       element, at the head of the queue, or at  the  end  of  the  queue.   A
       CIRCLEQ_HEAD structure is declared as follows:

           CIRCLEQ_HEAD(HEADNAME, TYPE) head;

       where  HEADNAME is the name of the structure to be defined, and TYPE is
       the type of the elements to be  linked  into  the  circular  queue.   A
       pointer to the head of the circular queue can later be declared as:

           struct HEADNAME *headp;

       (The names head and headp are user selectable.)

       The macro CIRCLEQ_ENTRY declares a structure that connects the elements
       in the circular queue.

       The macro CIRCLEQ_INIT initializes the  circular  queue  referenced  by
       head.

       The  macro  CIRCLEQ_INSERT_HEAD inserts the new element elm at the head
       of the circular queue.

       The macro CIRCLEQ_INSERT_TAIL inserts the new element elm at the end of
       the circular queue.

       The  macro  CIRCLEQ_INSERT_AFTER  inserts the new element elm after the
       element listelm.

       The macro CIRCLEQ_INSERT_BEFORE inserts the new element elm before  the
       element listelm.

       The  macro  CIRCLEQ_REMOVE  removes  the  element elm from the circular
       queue.

   Circular Queue Example
       CIRCLEQ_HEAD(circleq, entry) head;
       struct circleq *headp;              /* Circular queue head. */
       struct entry {
           ...
           CIRCLEQ_ENTRY(entry) entries;   /* Circular queue. */
           ...
       } *n1, *n2, *np;

       CIRCLEQ_INIT(&head);                /* Initialize the circular queue. */

       n1 = malloc(sizeof(struct entry));  /* Insert at the head. */
       CIRCLEQ_INSERT_HEAD(&head, n1, entries);

       n1 = malloc(sizeof(struct entry));  /* Insert at the tail. */
       CIRCLEQ_INSERT_TAIL(&head, n1, entries);

       n2 = malloc(sizeof(struct entry));  /* Insert after. */
       CIRCLEQ_INSERT_AFTER(&head, n1, n2, entries);

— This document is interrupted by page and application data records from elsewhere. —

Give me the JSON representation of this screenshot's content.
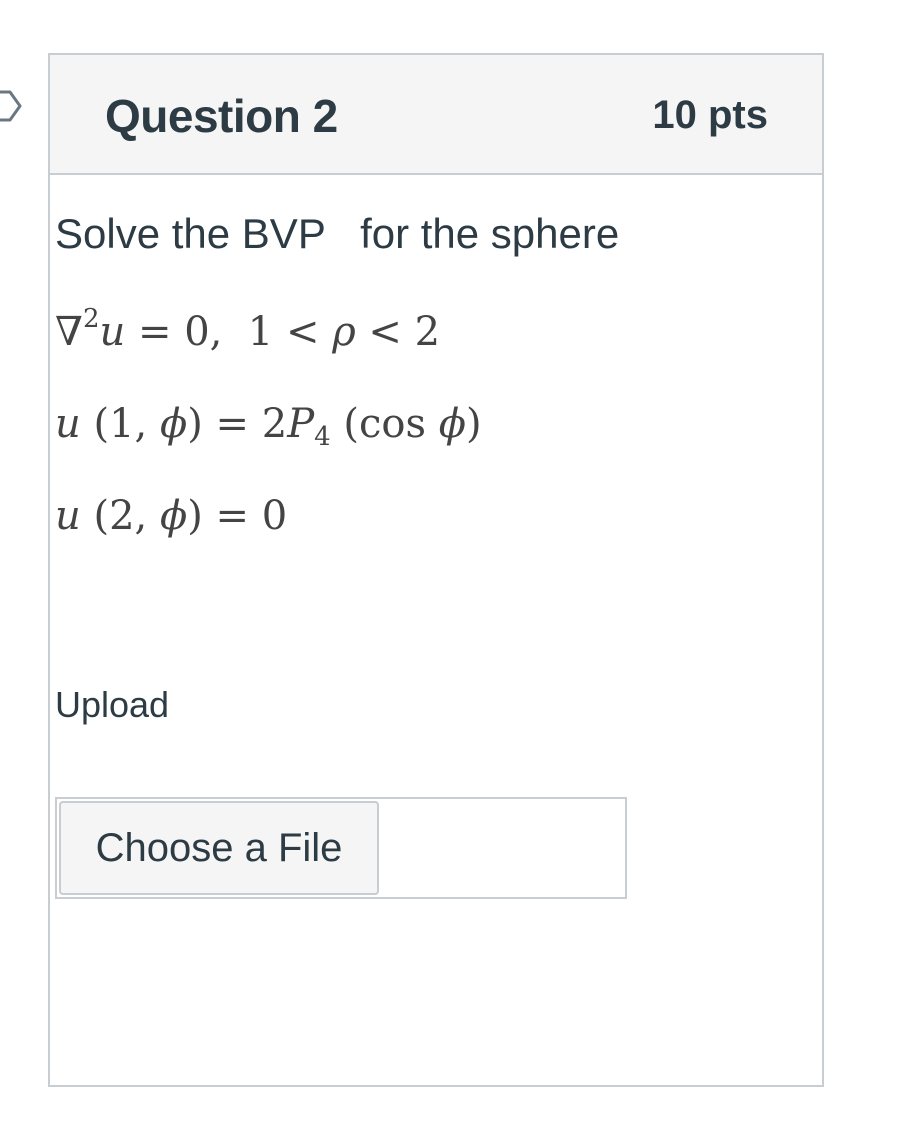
{
  "question": {
    "title": "Question 2",
    "points": "10 pts",
    "prompt": "Solve the BVP   for the sphere",
    "equations": {
      "line1": {
        "lhs_symbol": "∇",
        "lhs_exp": "2",
        "lhs_var": "u",
        "rest": " = 0,  1 < ",
        "rho": "ρ",
        "tail": " < 2"
      },
      "line2": {
        "fn": "u",
        "args_open": " (1, ",
        "phi": "ϕ",
        "args_close": ") = 2",
        "P": "P",
        "P_sub": "4",
        "cos_open": " (cos ",
        "phi2": "ϕ",
        "cos_close": ")"
      },
      "line3": {
        "fn": "u",
        "args_open": " (2, ",
        "phi": "ϕ",
        "args_close": ") = 0"
      }
    }
  },
  "upload": {
    "label": "Upload",
    "button_label": "Choose a File",
    "file_name": ""
  },
  "icons": {
    "flag": "question-flag-icon"
  },
  "colors": {
    "text": "#2d3b45",
    "border": "#c7cdd1",
    "header_bg": "#f5f5f5",
    "math": "#444444"
  }
}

       n2 = malloc(sizeof(struct entry));  /* Insert before. */
       CIRCLEQ_INSERT_BEFORE(&head, n1, n2, entries);
                                           /* Forward traversal. */
       for (np = head.cqh_first; np != (void *)&head;
               np = np->entries.cqe_next)
           np-> ...
                                           /* Reverse traversal. */
       for (np = head.cqh_last; np != (void *)&head; np = np->entries.cqe_prev)
           np-> ...
                                           /* Delete. */
       while (head.cqh_first != (void *)&head)
           CIRCLEQ_REMOVE(&head, head.cqh_first, entries);

CONFORMING TO

       Not in POSIX.1-2001.  Present on the BSDs.  The queue  functions  first
       appeared in 4.4BSD.

COLOPHON

       This  page  is  part of release 3.15 of the Linux man-pages project.  A
       description of the project, and information about reporting  bugs,  can
       be found at http://www.kernel.org/doc/man-pages/.